Evaluating the financial investment in solar requires careful consideration of system costs, the value of production, and operation and maintenance costs. Unfortunately, some proposals are hard to understand making it difficult to make fully informed investment decisions. To help simplify the key considerations of evaluating a PV solar project, the University of Wyoming and Ohio State University partnered to develop a bulletin series that clarifies the information and assumptions that are essential to the assessment process. The bulletins listed below, are structured as a six-part series arranged to systematically progress the reader through the project evaluation process.
Part 1: Estimating System Production – Site-specific factors such as shading, orientation, tilt, temperature, and panel degradation can influence the amount of electricity produced by a PV solar system.
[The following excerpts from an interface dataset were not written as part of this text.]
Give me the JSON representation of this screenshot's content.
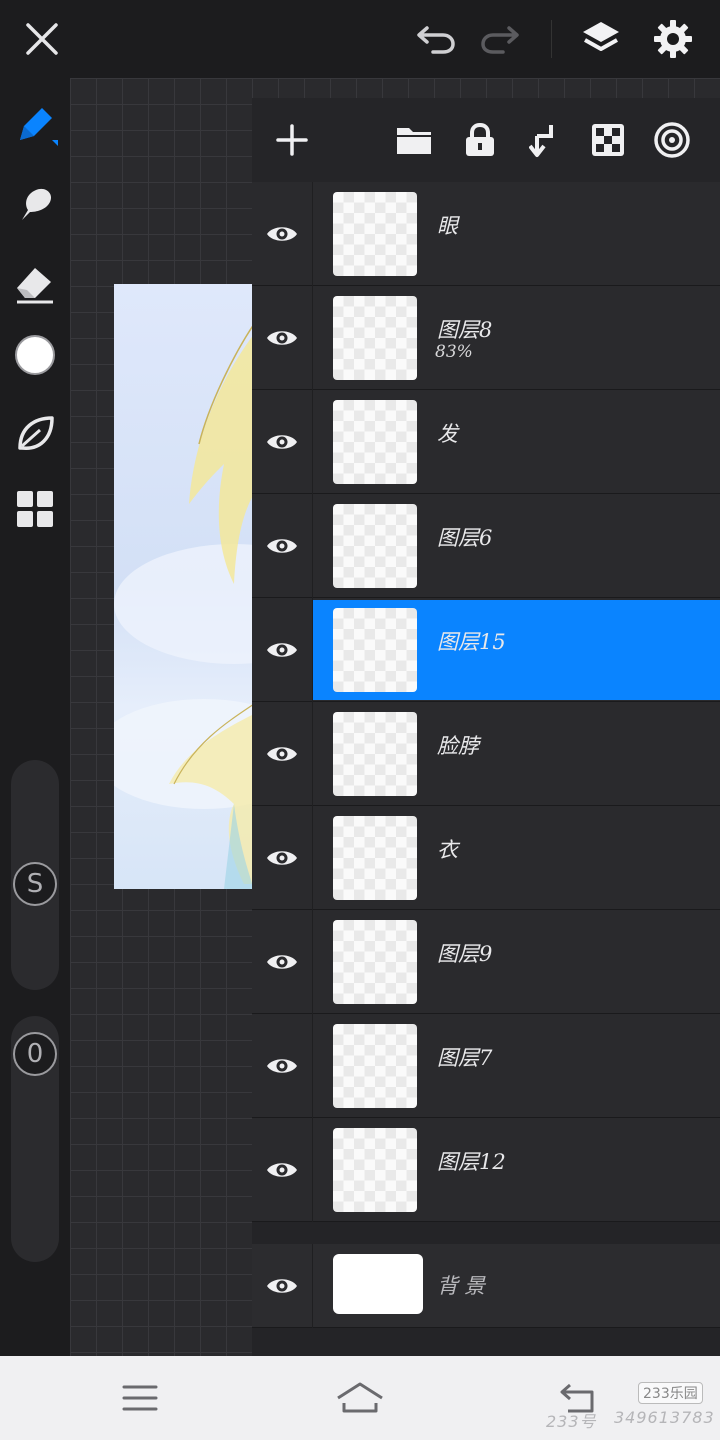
{
  "icons": {
    "close": "close-icon",
    "undo": "undo-icon",
    "redo": "redo-icon",
    "layers": "layers-icon",
    "settings": "gear-icon"
  },
  "toolbar": {
    "tools": [
      "brush-icon",
      "smudge-icon",
      "eraser-icon",
      "color-swatch",
      "leaf-icon",
      "gallery-grid-icon"
    ],
    "size_slider_label": "S",
    "opacity_slider_label": "0"
  },
  "panel": {
    "actions": [
      "add-layer-icon",
      "folder-icon",
      "lock-icon",
      "merge-down-icon",
      "transparency-icon",
      "blend-mode-icon"
    ],
    "selected_color": "#0a84ff",
    "layers": [
      {
        "name": "眼",
        "opacity": ""
      },
      {
        "name": "图层8",
        "opacity": "83%"
      },
      {
        "name": "发",
        "opacity": ""
      },
      {
        "name": "图层6",
        "opacity": ""
      },
      {
        "name": "图层15",
        "opacity": "",
        "selected": true
      },
      {
        "name": "脸脖",
        "opacity": ""
      },
      {
        "name": "衣",
        "opacity": ""
      },
      {
        "name": "图层9",
        "opacity": ""
      },
      {
        "name": "图层7",
        "opacity": ""
      },
      {
        "name": "图层12",
        "opacity": ""
      }
    ],
    "background_layer": "背景"
  },
  "navbar": {
    "watermark_site": "233乐园",
    "watermark_id_label": "233号",
    "watermark_id": "349613783"
  }
}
Part 2: Assessing System Cost – A better understanding of direct system costs, indirect capital costs, operations and maintenance, and standard assumptions provides a more accurate financial analysis, fostering informed investment decisions.
Part 3: Forecasting the Value of Electricity – To calculate energy savings for a project, one must consider important variables, including the details of the individual rate structure and the assumed energy escalation rate that influence the value of electricity a PV system produces.
Part 4: Understanding Incentives – Despite declining costs for PV solar, there are various federal, state, and local incentives which greatly affect the financial viability of a PV installation.
Part 5: Conducting a Financial Analysis – Understanding the solar resource production, system cost, value of electricity, and available incentives enables a robust financial analysis. Accurately evaluating the viability of a solar project requires understanding financial concepts such as simple payback, net present value, and the levelized cost of energy.
Part 6: PV Solar Example – The National Renewable Energy Laboratory developed the System Advisory Model (SAM) to help developers, installers, and potential system owners estimate the system production and financial impacts of renewable energy projects.
These materials are designed to increase participants’ knowledge of PV solar energy development and the financial considerations to guide informed decision-making with future investments. This six-part bulletin series and additional materials are available for download at: energizeohio.osu.edu/farm-solar-energy-development.